• Exercise description:
Each line of the data below goes into the copy exactly; pictures do not.

• Source material:
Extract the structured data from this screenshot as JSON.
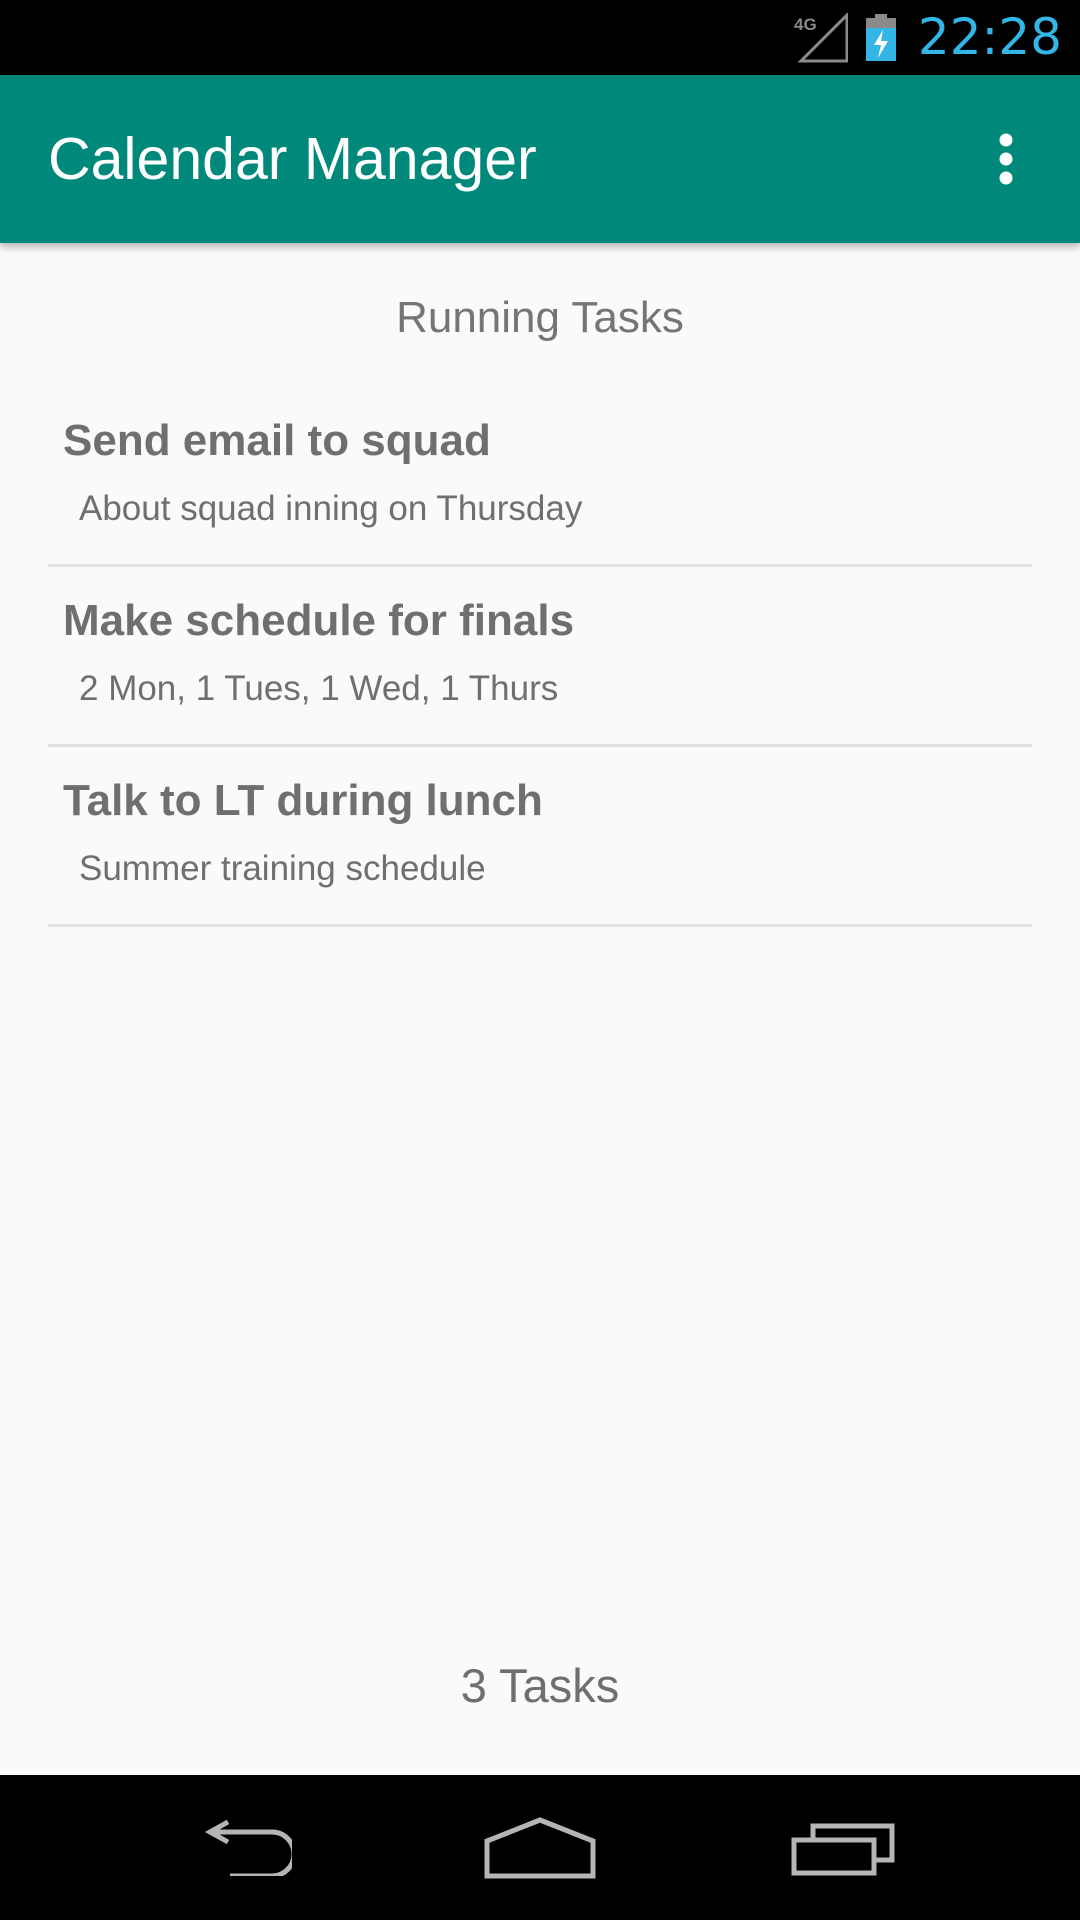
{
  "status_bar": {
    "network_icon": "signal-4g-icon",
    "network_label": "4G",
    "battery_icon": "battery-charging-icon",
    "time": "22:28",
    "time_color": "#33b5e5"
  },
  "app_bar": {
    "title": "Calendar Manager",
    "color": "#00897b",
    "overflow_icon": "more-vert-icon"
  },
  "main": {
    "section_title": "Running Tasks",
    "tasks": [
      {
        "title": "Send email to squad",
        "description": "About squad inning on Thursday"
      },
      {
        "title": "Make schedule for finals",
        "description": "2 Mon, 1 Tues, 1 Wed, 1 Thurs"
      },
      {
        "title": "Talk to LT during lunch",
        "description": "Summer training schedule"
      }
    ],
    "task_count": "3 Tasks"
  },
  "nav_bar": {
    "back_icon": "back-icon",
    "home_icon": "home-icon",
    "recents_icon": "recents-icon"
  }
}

• Result below:
Extract the structured data from this screenshot as JSON.
{
  "status_bar": {
    "network_icon": "signal-4g-icon",
    "network_label": "4G",
    "battery_icon": "battery-charging-icon",
    "time": "22:28",
    "time_color": "#33b5e5"
  },
  "app_bar": {
    "title": "Calendar Manager",
    "color": "#00897b",
    "overflow_icon": "more-vert-icon"
  },
  "main": {
    "section_title": "Running Tasks",
    "tasks": [
      {
        "title": "Send email to squad",
        "description": "About squad inning on Thursday"
      },
      {
        "title": "Make schedule for finals",
        "description": "2 Mon, 1 Tues, 1 Wed, 1 Thurs"
      },
      {
        "title": "Talk to LT during lunch",
        "description": "Summer training schedule"
      }
    ],
    "task_count": "3 Tasks"
  },
  "nav_bar": {
    "back_icon": "back-icon",
    "home_icon": "home-icon",
    "recents_icon": "recents-icon"
  }
}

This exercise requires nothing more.